Overview: Kaho‘olawe: Nā Leo O Kanaloa (The Voices of Kanaloa)

Impact Zone and Tires, Kaho‘olawe, HI 1994

It is our kuleana (privilege, concern, responsibility) that something of the island will be translated to others through our eyes.

Kaho‘olawe is the smallest of the eight principal Hawaiian Islands. Located on the leeward side of Maui, Kaho‘olawe is uninhabited and devoid of a permanent water source. It is the only island named after a god and is sacred to the Hawaiian people, with over 500 archeological sites: heiau’s, fishing shrines, petroglyphs, house platforms and astro-archeological observatories. Kaho‘olawe is a national treasure, with the entire island being included on the National Register of Historic Places.

The west end of Kaho‘olawe, located on the Kealaikahiki channel (pathway to Tahiti) with its strong Southerly currents, is known as the launching place for the great canoe voyages to Tahiti, using only the stars, ocean currents and ancient oral legends as navigational guides in their 2500 mile odyssey. Pacific voyaging was an art of the highest order, reserved only for those with extraordinary sensitivity, strength and discipline. The highest mountain on Kaho‘olawe, known as Moa Ula, offers a breathtaking view of most of the Hawaiian islands and reveals a dramatic glimpse of the constellations in the night sky. It is believed to be the site of an ancient navigation school, where adepts would spend time learning their art with master navigator/teachers.

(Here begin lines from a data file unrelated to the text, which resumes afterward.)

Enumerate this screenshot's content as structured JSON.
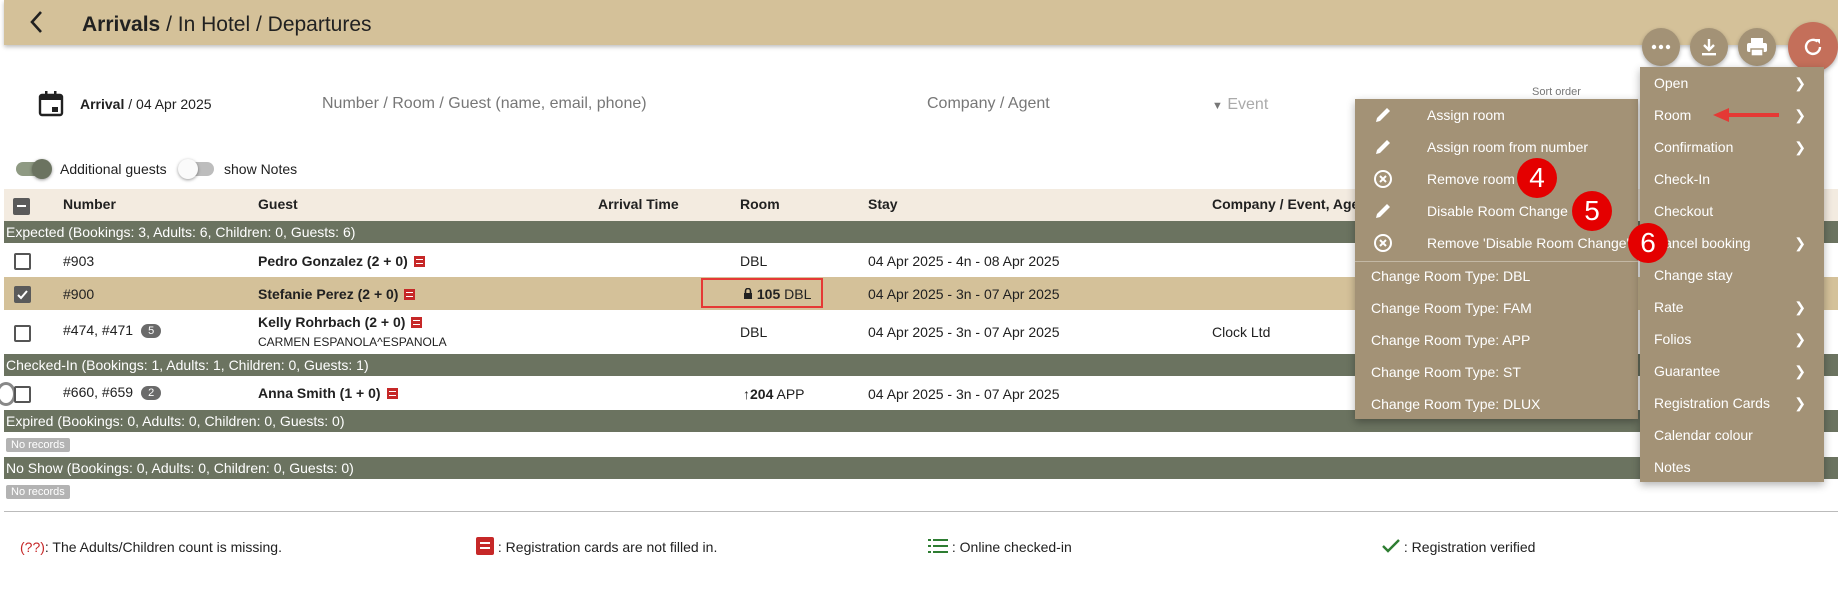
{
  "header": {
    "back_icon": "chevron-left-icon",
    "crumbs": [
      "Arrivals",
      "In Hotel",
      "Departures"
    ],
    "separator": "/"
  },
  "toolbar": {
    "more_icon": "more-horizontal-icon",
    "download_icon": "download-icon",
    "print_icon": "print-icon",
    "refresh_icon": "refresh-icon"
  },
  "filters": {
    "arrival_label": "Arrival",
    "arrival_date": "04 Apr 2025",
    "search_placeholder": "Number / Room / Guest (name, email, phone)",
    "company_placeholder": "Company / Agent",
    "event_placeholder": "Event",
    "sort_label": "Sort order"
  },
  "toggles": {
    "additional_guests": "Additional guests",
    "show_notes": "show Notes"
  },
  "table": {
    "headers": [
      "Number",
      "Guest",
      "Arrival Time",
      "Room",
      "Stay",
      "Company / Event, Agen"
    ],
    "groups": {
      "expected": "Expected (Bookings: 3, Adults: 6, Children: 0, Guests: 6)",
      "checked_in": "Checked-In (Bookings: 1, Adults: 1, Children: 0, Guests: 1)",
      "expired": "Expired (Bookings: 0, Adults: 0, Children: 0, Guests: 0)",
      "no_show": "No Show (Bookings: 0, Adults: 0, Children: 0, Guests: 0)"
    },
    "no_records": "No records",
    "rows": [
      {
        "number": "#903",
        "guest": "Pedro Gonzalez (2 + 0)",
        "room_type": "DBL",
        "stay": "04 Apr 2025 - 4n - 08 Apr 2025"
      },
      {
        "number": "#900",
        "guest": "Stefanie Perez (2 + 0)",
        "room_num": "105",
        "room_type": "DBL",
        "stay": "04 Apr 2025 - 3n - 07 Apr 2025"
      },
      {
        "number": "#474, #471",
        "badge": "5",
        "guest": "Kelly Rohrbach (2 + 0)",
        "sub": "CARMEN ESPANOLA^ESPANOLA",
        "room_type": "DBL",
        "stay": "04 Apr 2025 - 3n - 07 Apr 2025",
        "company": "Clock Ltd"
      },
      {
        "number": "#660, #659",
        "badge": "2",
        "guest": "Anna Smith (1 + 0)",
        "room_num": "204",
        "room_type": "APP",
        "stay": "04 Apr 2025 - 3n - 07 Apr 2025"
      }
    ]
  },
  "legend": {
    "missing_marker": "(??)",
    "missing": ": The Adults/Children count is missing.",
    "regcard": ": Registration cards are not filled in.",
    "online": ": Online checked-in",
    "verified": ": Registration verified"
  },
  "room_submenu": {
    "items": [
      "Assign room",
      "Assign room from number",
      "Remove room",
      "Disable Room Change",
      "Remove 'Disable Room Change'"
    ],
    "change_types": [
      "Change Room Type: DBL",
      "Change Room Type: FAM",
      "Change Room Type: APP",
      "Change Room Type: ST",
      "Change Room Type: DLUX"
    ]
  },
  "context_menu": {
    "items": [
      "Open",
      "Room",
      "Confirmation",
      "Check-In",
      "Checkout",
      "Cancel booking",
      "Change stay",
      "Rate",
      "Folios",
      "Guarantee",
      "Registration Cards",
      "Calendar colour",
      "Notes"
    ]
  },
  "steps": [
    "4",
    "5",
    "6"
  ],
  "colors": {
    "header_bg": "#d4c199",
    "group_bg": "#6b7360",
    "menu_bg": "#a39276",
    "selected_row": "#d4c199",
    "step_red": "#e40000",
    "highlight_red": "#e53935"
  }
}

On December 8, 1941, the day after Pearl Harbor, Kaho‘olawe was commandeered by the US Navy, in the interests of national security, to be used for ordnance training and practice. Kaho‘olawe was to be bombed, shelled, strafed, and used for all types of weapons training for nearly 50 years. In recent decades, all twelve Rim PAC nations were invited to use Kaho‘olawe for ordnance training during their annual exercises. Thousands, if not millions, of shells and other explosives, weighing up to 500 pounds each, were detonated on the island, and in the surrounding waters. To this day, live ordnance remains a danger over the entire island with many bombs buried up to 18 feet underground, making any occupation of the terrain extremely hazardous.

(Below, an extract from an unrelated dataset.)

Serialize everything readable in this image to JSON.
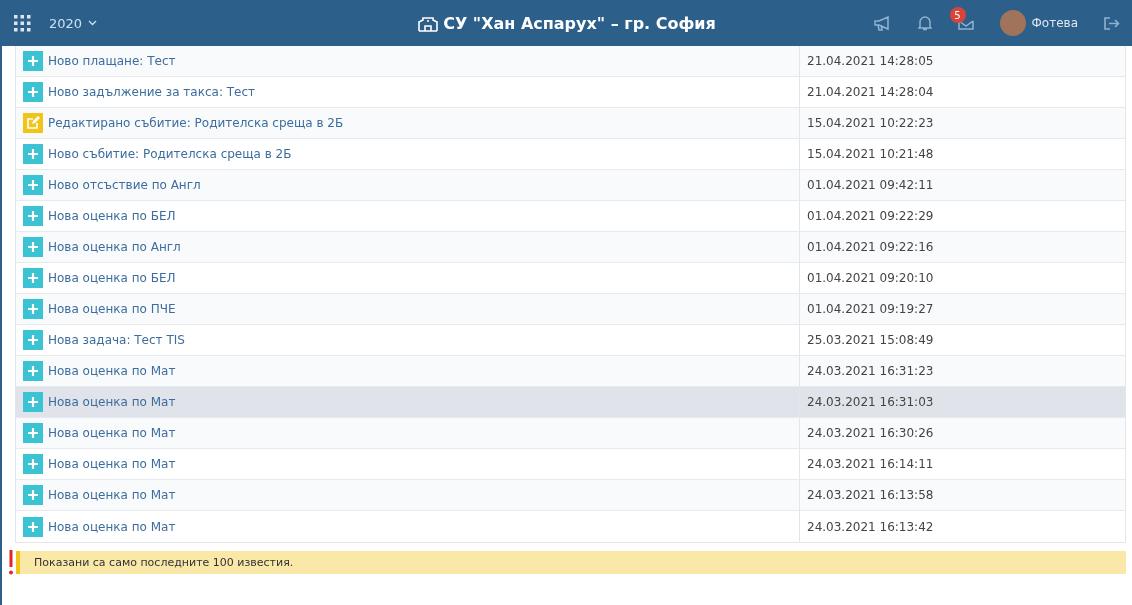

In the early 1970’s, a group of young Hawaiian activists made a series of illegal accesses to the island, resulting in increased public pressure on the US Government to stop the bombing. The Protect Kaho‘olawe ‘Ohana was formed to exert political pressure on the Navy to protect the valuable archeological resources of the island, and to allow the use of Kaho‘olawe by the Hawaiian community for its traditional cultural and religious ceremonies, and for revegetation efforts. In 1980, a Consent Decree was signed with the US Government, authorizing an island-wide survey of its archeological resources and providing access to Kaho‘olawe for the educational and cultural activities of the ‘Ohana for a limited period each month.

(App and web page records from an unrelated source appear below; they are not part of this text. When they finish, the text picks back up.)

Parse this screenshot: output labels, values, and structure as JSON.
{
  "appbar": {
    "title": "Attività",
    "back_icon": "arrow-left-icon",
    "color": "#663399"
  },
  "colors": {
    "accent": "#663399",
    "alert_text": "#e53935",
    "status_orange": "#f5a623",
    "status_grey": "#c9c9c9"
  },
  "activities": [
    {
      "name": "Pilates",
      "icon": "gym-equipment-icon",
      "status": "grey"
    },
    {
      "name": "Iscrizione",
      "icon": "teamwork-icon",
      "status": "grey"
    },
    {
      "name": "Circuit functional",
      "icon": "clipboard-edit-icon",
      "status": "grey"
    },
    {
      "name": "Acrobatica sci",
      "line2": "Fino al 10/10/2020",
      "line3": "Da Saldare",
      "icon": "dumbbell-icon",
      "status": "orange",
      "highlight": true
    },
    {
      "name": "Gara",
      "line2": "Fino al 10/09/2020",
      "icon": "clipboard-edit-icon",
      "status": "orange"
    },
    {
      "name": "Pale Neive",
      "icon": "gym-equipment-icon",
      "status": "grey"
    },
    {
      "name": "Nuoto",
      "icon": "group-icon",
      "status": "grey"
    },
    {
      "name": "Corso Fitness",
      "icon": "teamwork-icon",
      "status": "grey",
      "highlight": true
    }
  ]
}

In 1990, President Bush signed an Executive Order calling an immediate cease to the bombing, and the US Congress appropriated 400 million in funds to remove surface ordnance and clean the island. The clean-up will take at least ten years , and despite these efforts, the island will never be safe for human habitation. Future use of Kaho‘olawe is uncertain. The island will likely serve as a cultural reserve and be held in trust until such time that a sovereign Hawaiian nation is established and recognized. In May 1994, Kaho‘olawe was finally returned to the State of Hawai‘i in a moving beach-side ceremony on Maui, overlooking the former target isle. In recent months, revegetation efforts and ordnance removal has begun.

The most ancient name of Kaho‘olawe is Ka Mokopuni O Kanaloa, the island of Kanaloa, the god of the sea, representing the many life forms that nourish and sustain life. The island offers great contrasts, between the ancient cultural sites and modern man’s weapons of death and destruction. Through it all, Kaho‘olawe’s power to sustain its people remains intact, and it now serves as a “place of refuge and cultural rebirth” . The struggle for the return of Kaho‘olawe and the recent interest in Pacific voyaging are widely believed to be the seminal forces in the revitalization of the Hawaiian culture today, and represent a significant step toward Hawaiian sovereignty.

In 1993, three Hawaii-based photographers and an archaeologist/guide were commissioned to photograph on Kaho‘olawe for the book, Kaho‘olawe: Na Leo o Kanaloa, and traveling exhibition, Kaho‘olawe: Ke Aloha Kupa‘a I Ka ‘Aina (steadfast love of the land). We were asked only to experience the island, spend time within its shores, explore its different sides, participate in the activities of both the ‘Ohana and the US military explosive ordnance teams, and to generate visual images in accord with our own observations. We were given a rare opportunity — and a great responsibility. For the entire photographic team, the project proceeded as a collaborative effort involving many members of our island community and assumed the character of a profound learning experience. Due to its continuing danger, relatively few people will have the opportunity to visit the wealth of resources that Kaho‘olawe offers. It is our kuleana (privilege, concern, responsibility) that something of the island will be translated to others through our eyes.

David Ulrich
October 1995